Yes, this fabric is made from the same plant that makes people high. But this fabric has nothing to make you become intoxicated, except maybe high on joy for being so green. It is the most versatile fiber, growing more quickly than bamboo - it can be replaced in only 100 days. It is also very durable; being 8x more durable than cotton, this was historically used for ships' sails and ropes in British and American Navies. The only disadvantages is that it wrinkles easily, so ironing is needed, and the colours aren't varied because it runs easily.
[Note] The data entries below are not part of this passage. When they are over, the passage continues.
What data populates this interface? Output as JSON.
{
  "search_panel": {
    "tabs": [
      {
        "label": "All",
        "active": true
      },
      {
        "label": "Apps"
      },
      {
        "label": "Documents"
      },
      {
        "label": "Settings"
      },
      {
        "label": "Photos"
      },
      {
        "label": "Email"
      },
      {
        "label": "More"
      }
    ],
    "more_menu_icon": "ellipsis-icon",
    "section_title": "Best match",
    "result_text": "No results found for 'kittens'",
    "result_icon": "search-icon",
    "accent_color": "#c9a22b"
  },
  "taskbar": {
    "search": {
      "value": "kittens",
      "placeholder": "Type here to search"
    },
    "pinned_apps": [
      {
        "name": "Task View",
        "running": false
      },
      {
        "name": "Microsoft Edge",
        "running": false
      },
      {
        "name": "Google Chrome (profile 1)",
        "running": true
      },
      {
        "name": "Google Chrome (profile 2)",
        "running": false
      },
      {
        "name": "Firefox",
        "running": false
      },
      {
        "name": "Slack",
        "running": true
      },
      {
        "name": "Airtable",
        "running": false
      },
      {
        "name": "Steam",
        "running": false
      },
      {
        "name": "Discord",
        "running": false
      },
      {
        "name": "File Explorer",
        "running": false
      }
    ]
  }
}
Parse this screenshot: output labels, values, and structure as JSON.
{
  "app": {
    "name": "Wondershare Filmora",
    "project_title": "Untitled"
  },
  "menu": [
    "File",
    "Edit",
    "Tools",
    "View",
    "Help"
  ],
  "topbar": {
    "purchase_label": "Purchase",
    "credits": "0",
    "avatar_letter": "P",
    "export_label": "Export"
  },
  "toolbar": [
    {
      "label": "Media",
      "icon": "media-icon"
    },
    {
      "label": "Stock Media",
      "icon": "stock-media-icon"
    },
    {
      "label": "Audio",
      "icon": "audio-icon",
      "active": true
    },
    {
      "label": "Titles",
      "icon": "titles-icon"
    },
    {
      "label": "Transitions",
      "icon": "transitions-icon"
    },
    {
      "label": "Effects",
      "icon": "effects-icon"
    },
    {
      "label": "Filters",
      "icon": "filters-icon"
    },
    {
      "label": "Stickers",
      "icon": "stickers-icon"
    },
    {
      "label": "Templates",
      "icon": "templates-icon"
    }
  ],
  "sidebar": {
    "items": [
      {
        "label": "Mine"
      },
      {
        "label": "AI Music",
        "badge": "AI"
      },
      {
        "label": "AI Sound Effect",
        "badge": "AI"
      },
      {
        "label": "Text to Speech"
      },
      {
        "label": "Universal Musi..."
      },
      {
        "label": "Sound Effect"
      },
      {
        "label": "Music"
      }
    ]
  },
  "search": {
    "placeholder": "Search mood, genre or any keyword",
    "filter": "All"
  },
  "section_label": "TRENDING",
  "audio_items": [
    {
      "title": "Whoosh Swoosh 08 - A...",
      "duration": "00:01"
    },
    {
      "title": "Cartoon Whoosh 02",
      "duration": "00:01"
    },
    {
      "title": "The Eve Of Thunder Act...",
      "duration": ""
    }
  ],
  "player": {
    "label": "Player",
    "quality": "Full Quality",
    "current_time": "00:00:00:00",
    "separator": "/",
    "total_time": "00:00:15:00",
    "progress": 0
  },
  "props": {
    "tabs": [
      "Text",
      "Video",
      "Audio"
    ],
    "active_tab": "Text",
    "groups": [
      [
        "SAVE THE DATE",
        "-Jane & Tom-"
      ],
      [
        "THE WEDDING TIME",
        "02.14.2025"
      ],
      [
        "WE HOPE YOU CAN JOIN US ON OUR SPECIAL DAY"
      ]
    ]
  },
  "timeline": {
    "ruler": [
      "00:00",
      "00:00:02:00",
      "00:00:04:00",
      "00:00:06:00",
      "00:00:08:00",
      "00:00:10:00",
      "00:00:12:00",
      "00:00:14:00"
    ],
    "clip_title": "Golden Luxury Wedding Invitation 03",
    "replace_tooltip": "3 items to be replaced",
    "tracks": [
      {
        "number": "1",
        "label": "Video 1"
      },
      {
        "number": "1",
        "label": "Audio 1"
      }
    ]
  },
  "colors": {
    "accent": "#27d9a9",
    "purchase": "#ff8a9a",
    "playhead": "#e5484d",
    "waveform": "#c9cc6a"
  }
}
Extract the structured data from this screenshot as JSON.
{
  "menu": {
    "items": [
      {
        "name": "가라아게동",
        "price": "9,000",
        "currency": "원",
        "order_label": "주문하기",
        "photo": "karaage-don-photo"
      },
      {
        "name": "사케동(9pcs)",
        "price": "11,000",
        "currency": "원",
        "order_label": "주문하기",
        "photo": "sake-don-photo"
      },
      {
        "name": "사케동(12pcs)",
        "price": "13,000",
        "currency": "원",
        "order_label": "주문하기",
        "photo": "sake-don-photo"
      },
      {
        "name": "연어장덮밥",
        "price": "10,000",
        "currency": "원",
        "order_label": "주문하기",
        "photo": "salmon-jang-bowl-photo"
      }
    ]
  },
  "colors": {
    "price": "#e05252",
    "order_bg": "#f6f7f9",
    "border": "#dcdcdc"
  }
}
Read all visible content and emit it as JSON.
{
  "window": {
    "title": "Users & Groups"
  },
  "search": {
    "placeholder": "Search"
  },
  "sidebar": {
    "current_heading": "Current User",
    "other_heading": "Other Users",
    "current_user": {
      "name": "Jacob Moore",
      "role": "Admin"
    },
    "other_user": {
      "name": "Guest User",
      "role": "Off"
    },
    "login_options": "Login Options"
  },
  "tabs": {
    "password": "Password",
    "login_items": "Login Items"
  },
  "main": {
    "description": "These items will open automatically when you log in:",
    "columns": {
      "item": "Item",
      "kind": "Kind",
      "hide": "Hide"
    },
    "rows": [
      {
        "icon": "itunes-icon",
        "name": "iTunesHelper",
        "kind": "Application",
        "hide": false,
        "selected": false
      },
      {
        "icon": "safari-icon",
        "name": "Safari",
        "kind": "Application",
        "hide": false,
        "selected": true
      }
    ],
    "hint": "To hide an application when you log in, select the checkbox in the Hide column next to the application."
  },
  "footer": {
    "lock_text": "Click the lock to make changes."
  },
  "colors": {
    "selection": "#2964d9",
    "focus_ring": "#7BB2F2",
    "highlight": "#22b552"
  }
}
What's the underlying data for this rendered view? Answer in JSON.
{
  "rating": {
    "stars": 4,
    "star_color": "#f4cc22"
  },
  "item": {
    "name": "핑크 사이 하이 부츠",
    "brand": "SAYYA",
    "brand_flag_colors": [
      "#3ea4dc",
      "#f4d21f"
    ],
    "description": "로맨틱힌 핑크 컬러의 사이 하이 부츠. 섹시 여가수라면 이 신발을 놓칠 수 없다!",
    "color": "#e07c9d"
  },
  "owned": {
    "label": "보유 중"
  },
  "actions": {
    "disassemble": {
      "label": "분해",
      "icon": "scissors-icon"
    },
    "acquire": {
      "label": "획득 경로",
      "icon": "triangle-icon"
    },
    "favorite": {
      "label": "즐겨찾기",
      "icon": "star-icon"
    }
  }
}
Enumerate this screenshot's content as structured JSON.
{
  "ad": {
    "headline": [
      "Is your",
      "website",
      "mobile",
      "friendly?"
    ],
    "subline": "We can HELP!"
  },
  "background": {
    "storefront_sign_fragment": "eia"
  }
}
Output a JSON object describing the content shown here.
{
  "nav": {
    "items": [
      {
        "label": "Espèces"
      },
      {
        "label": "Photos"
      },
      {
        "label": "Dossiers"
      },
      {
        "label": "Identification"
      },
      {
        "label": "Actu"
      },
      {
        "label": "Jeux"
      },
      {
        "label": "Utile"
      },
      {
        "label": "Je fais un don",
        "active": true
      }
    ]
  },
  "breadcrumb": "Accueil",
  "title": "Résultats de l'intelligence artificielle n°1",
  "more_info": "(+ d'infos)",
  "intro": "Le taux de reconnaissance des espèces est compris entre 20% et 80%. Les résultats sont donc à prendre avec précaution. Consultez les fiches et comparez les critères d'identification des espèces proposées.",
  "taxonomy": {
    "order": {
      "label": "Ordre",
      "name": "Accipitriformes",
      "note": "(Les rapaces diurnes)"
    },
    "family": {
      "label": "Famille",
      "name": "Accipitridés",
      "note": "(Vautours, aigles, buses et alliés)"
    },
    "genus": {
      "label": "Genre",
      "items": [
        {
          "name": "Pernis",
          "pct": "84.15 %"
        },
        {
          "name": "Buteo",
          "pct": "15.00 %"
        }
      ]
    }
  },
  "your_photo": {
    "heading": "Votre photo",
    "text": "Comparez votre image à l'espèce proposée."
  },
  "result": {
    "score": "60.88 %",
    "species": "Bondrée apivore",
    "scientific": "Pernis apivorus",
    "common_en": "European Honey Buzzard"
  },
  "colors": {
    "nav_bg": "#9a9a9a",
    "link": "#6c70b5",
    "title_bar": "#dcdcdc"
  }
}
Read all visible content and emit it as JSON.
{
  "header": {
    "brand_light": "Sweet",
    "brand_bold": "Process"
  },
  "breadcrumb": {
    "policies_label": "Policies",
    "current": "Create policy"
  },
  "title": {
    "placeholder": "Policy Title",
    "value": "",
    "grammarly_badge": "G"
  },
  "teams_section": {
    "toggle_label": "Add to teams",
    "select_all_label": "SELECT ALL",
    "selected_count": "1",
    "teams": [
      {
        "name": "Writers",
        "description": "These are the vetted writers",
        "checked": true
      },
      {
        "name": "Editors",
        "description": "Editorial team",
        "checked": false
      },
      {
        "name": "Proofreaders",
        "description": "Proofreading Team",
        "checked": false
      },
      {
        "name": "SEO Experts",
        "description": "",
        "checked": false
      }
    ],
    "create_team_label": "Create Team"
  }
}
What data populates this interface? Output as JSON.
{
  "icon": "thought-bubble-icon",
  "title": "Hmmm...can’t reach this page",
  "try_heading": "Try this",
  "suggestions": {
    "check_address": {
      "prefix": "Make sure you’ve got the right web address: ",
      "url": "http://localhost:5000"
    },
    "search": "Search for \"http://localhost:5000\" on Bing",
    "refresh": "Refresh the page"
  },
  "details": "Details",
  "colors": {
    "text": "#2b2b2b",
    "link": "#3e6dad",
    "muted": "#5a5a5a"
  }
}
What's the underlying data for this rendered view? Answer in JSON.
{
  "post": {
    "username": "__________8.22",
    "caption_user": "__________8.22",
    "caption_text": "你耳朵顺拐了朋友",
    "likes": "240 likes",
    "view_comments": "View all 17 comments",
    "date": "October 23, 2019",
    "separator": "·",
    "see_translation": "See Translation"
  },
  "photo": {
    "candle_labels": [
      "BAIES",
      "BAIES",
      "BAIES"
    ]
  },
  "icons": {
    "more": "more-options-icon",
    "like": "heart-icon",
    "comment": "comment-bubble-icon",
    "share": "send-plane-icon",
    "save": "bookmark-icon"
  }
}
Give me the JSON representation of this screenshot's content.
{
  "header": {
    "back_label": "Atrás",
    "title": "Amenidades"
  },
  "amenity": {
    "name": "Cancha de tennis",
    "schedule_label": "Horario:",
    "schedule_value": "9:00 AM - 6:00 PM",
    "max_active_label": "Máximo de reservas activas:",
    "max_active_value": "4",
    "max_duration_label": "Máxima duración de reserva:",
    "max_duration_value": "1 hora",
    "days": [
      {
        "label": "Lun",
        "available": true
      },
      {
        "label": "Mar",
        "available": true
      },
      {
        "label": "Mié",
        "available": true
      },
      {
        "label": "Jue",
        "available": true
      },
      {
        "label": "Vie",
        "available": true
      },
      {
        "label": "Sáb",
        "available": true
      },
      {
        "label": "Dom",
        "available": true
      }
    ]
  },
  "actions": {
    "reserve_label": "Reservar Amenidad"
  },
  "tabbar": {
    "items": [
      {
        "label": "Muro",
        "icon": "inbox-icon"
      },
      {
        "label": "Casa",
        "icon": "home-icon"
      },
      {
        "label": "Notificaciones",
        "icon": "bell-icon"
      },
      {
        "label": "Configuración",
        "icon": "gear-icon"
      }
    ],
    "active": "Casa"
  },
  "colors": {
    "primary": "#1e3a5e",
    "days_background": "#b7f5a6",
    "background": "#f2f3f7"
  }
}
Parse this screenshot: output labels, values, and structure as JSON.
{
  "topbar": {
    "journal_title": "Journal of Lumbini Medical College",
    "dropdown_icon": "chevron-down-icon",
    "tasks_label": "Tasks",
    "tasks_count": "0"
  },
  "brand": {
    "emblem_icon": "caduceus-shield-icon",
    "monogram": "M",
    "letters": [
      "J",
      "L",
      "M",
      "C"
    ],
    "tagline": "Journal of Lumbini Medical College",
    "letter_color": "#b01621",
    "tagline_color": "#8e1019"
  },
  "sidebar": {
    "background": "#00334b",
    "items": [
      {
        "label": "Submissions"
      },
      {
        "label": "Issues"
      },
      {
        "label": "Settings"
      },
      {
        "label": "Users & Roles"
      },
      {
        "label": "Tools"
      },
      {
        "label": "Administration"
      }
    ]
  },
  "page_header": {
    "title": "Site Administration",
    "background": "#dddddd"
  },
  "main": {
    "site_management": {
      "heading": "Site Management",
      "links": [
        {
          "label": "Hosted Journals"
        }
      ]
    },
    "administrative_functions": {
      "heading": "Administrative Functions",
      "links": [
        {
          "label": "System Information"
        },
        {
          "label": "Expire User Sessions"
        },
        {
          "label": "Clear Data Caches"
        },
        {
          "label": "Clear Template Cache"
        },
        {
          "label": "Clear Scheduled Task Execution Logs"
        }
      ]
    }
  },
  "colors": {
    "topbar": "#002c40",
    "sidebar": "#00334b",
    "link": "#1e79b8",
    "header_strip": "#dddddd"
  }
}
By far the most commonly known green and vegan fabric out there, the amount of organic cotton growing increases by 50% per year. Of course, the mention of it being organic means that the pesticides and fertilizers used do not contain chemicals, and the seeds aren't genetically modified. In the United States, the National Organic Program (NOP), from the USDA, is the level growers must meet. They have high standards of quality.
Made from the hulls of soy beans, this product is also biodegradable. It is considered to be the vegetable alternative to cashmere for its feel and softness.
A wood-derived fabric, lyocell is not organic since many chemicals are used to process it. However, the process is by far less environmentally-damaging than to make polyester, and the source - wood - is something that can be regenerated. It is also a strong fabric and part of the chemicals used are recycled. This product can also be used to make mock suede, satin and silk, so it is an vegan alternative to these animal by-products.
Recycled, used and vintage
Of course, we can't forget to reuse someone's no longer loved items. Garments that are no longer wearable due to stains and holes can be salvaged by making newer, smaller ones; used clothing can be purchased at consignment stores and charities; and vintage articles give one a special look that never truly goes out of style. Some stars do it - why not us? I'm a neo-hippie myself and have a weakness for bell-bottoms...